PARIS — Two Syrian opposition activists unfurled an enormous rebel flag at the base of the Eiffel Tower in Paris on Friday and were briefly detained by police.
As a handful of supporters from the France Syria Democracy group rallied below, the two activists climbed scaffolding set up for maintenance works and released the flag, to applause from tourists gathered below.
The two activists, Ismael and Iyad Hashem -- sons of retired Syrian brigadier general Akil Hashem who lives in the United States -- were arrested after climbing down, following a complaint from the site's management, police said.
"The Eiffel Tower is the symbol of France. We came here because there are a lot of tourists and we want to attract the entire world's attention to what is happening in Syria," said one of the activists, Ibrahim Wetti.
Investigators later said the two men were released following orders from the public prosecutor's office.
"The police custody is linked to the complaint by the company managing the Eiffel Tower for 'violation of a commercial activity' and the 'right to work'," an investigator said.

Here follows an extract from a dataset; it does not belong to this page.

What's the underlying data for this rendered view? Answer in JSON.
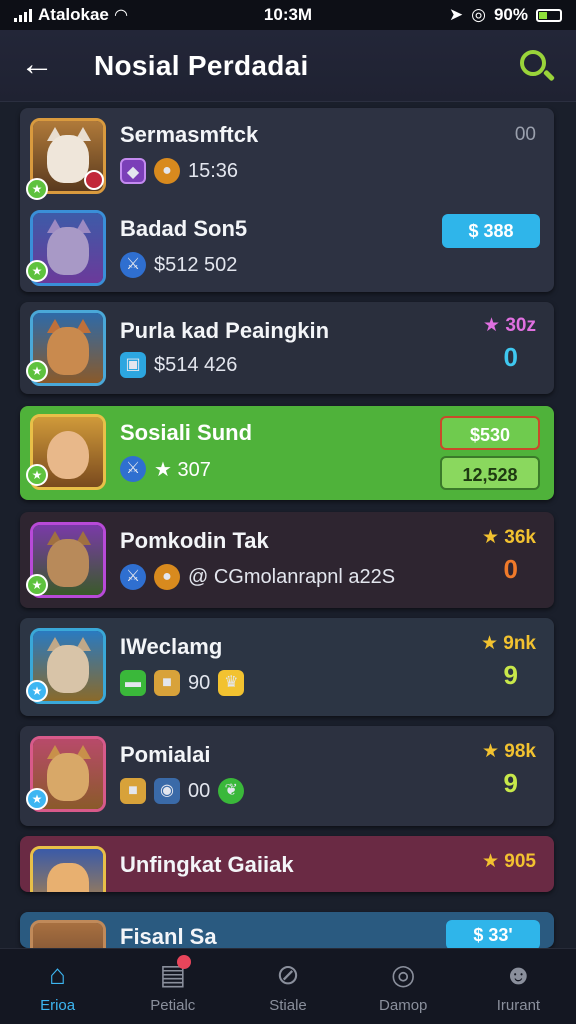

The flag the men unfurled was the one adopted in 1946 after Syria first gained independence, which was later replaced by the country's Baathist regime.